**EXERCISE PROMPT**
Look through the material below and copy every line containing the word "fine".
◆ ◆ ◆ ◆ ◆ ◆ ◆
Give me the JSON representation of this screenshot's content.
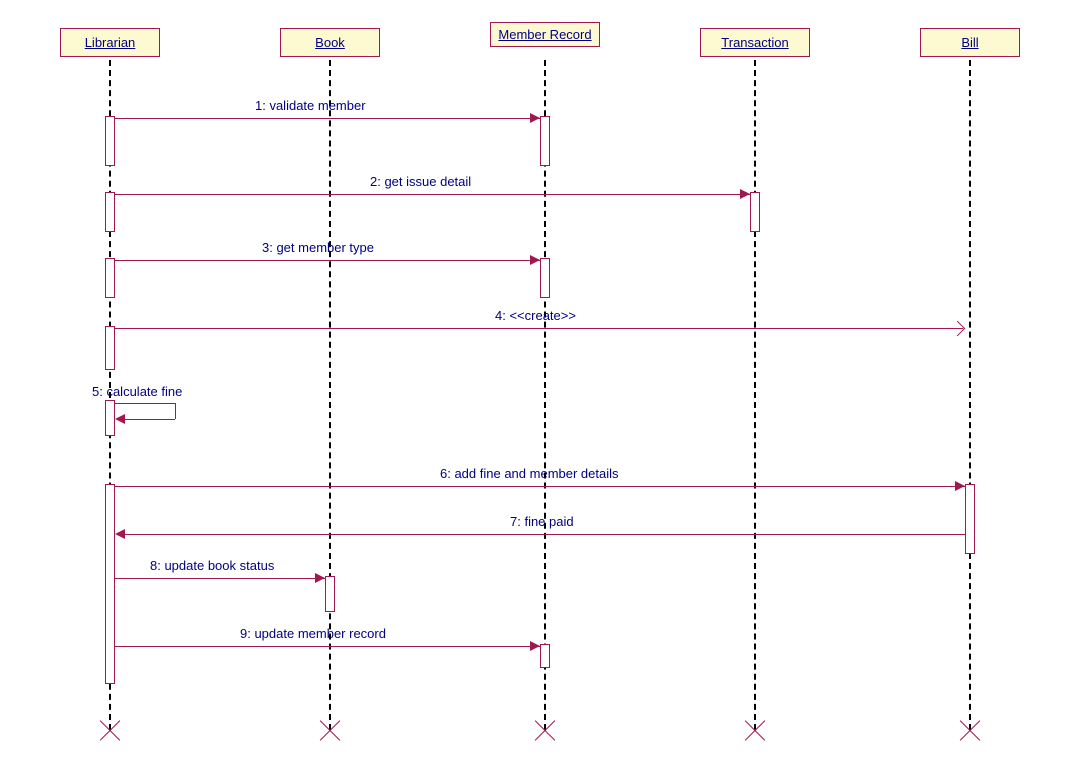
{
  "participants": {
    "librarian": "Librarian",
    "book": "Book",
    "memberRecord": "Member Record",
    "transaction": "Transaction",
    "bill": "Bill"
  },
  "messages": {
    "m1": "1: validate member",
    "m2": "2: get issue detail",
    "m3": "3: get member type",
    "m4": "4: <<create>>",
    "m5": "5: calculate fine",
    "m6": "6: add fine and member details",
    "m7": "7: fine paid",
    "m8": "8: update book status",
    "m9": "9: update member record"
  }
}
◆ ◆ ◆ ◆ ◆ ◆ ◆
**SOLUTION FOR THIS EXERCISE**
    "m5": "5: calculate fine",
    "m6": "6: add fine and member details",
    "m7": "7: fine paid",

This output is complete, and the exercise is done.